Check each line of the data below for the string "JSON". Then give the number of lines that have it, without anything else.

* **Given data**
● ● ● ● ●
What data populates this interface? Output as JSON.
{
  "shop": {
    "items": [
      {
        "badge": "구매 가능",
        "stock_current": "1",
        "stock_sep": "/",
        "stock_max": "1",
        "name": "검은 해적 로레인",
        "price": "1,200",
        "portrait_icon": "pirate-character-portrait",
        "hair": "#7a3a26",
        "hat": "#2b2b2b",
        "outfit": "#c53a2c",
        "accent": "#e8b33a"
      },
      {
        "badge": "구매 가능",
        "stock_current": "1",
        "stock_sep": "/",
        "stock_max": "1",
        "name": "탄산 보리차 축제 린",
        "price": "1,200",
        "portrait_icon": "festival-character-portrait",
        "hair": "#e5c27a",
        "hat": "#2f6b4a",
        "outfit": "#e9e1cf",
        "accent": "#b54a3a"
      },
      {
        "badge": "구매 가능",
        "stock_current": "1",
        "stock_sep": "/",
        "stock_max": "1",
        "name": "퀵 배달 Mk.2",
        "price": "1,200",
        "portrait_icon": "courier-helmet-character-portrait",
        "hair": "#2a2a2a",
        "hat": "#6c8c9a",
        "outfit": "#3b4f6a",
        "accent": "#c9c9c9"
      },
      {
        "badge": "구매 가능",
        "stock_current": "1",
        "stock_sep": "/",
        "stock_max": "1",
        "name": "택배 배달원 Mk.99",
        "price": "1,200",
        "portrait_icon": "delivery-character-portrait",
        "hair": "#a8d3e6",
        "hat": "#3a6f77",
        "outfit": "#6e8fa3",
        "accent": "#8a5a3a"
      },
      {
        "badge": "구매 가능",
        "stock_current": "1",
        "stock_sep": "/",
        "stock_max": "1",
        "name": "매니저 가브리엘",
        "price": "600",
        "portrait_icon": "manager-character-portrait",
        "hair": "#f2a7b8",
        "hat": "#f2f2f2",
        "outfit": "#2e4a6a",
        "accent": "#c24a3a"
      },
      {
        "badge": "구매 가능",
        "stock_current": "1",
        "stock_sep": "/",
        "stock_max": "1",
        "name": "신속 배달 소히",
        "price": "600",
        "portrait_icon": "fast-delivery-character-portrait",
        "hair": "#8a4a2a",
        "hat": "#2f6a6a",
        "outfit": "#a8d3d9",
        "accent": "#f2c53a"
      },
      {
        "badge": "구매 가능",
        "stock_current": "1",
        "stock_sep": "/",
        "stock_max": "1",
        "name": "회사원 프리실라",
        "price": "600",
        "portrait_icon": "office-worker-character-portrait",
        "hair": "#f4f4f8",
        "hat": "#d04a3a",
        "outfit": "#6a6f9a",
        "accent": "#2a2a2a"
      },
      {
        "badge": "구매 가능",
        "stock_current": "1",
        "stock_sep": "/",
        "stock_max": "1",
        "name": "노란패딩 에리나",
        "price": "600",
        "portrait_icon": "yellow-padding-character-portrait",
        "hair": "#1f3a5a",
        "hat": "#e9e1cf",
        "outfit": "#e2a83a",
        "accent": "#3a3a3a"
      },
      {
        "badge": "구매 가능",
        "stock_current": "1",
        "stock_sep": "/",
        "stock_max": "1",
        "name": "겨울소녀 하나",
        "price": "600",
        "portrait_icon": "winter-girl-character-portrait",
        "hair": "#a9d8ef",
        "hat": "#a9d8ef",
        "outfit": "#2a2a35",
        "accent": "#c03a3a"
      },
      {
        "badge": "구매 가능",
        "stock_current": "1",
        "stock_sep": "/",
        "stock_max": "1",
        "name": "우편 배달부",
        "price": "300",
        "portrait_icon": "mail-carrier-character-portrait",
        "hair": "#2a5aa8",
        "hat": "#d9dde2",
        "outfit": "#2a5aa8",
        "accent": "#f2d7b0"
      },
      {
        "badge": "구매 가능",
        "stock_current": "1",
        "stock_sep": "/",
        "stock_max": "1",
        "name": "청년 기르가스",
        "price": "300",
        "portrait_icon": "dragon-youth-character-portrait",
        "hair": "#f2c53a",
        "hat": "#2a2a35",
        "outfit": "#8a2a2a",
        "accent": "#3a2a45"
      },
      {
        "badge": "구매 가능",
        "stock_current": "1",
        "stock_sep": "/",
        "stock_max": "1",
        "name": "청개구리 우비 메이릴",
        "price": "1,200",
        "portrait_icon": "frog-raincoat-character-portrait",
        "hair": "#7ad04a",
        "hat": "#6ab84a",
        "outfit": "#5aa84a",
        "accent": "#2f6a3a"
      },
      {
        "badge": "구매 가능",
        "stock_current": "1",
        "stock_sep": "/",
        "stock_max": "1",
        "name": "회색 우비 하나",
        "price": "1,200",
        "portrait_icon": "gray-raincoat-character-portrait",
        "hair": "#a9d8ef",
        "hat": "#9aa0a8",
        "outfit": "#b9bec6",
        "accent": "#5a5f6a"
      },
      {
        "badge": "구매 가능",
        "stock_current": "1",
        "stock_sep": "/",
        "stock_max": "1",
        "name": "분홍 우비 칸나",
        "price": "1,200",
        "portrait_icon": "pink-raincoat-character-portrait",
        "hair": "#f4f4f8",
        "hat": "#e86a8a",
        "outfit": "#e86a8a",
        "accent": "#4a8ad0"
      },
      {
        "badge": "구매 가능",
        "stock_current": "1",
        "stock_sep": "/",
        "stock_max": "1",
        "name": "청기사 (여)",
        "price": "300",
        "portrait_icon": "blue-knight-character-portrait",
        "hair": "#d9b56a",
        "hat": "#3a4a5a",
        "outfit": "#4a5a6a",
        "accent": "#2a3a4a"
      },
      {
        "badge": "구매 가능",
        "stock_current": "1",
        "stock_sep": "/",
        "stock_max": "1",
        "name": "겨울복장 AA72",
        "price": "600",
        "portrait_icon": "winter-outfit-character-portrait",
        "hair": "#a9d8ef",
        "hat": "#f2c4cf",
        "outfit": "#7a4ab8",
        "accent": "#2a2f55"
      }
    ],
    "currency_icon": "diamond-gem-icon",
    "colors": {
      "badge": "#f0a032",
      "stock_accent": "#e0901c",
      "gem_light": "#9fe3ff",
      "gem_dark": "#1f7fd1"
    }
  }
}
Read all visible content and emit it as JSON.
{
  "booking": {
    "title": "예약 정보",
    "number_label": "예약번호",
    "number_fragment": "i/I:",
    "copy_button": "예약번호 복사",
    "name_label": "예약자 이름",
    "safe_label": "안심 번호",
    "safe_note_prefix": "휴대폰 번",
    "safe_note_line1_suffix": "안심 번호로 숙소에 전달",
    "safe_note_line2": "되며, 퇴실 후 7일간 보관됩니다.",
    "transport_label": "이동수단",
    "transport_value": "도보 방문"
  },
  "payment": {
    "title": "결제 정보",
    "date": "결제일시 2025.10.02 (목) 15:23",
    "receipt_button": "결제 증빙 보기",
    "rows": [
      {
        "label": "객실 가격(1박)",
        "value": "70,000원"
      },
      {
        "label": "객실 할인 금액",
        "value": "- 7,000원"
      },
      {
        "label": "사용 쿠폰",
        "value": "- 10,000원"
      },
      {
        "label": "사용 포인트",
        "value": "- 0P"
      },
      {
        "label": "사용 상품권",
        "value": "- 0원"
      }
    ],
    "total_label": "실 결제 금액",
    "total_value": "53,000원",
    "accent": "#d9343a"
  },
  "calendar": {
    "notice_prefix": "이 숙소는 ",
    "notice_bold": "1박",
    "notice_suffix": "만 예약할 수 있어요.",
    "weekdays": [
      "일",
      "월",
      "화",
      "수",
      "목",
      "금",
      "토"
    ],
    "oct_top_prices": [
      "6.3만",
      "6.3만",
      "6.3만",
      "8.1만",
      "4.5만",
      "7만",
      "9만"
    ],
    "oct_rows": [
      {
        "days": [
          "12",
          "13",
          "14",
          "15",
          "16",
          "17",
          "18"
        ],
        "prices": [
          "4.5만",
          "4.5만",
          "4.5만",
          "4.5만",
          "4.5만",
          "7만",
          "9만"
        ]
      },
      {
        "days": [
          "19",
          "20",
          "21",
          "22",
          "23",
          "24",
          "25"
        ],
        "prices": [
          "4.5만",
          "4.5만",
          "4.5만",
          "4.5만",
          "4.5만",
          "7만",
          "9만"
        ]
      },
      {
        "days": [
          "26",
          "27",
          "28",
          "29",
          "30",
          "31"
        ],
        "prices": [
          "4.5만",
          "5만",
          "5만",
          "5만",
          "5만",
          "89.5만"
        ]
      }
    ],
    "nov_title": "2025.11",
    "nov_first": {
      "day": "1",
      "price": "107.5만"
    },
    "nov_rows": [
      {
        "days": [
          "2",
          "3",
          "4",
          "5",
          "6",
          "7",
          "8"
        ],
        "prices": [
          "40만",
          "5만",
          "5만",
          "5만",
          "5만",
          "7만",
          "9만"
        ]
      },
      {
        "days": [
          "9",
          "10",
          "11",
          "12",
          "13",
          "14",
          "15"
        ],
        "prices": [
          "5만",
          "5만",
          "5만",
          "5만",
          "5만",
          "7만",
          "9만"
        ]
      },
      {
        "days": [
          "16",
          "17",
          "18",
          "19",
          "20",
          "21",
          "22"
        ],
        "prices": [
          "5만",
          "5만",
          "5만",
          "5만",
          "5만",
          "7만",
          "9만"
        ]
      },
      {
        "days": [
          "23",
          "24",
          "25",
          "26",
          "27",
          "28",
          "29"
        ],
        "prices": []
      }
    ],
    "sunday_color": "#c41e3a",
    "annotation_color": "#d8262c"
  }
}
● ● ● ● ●
* **Final answer**
2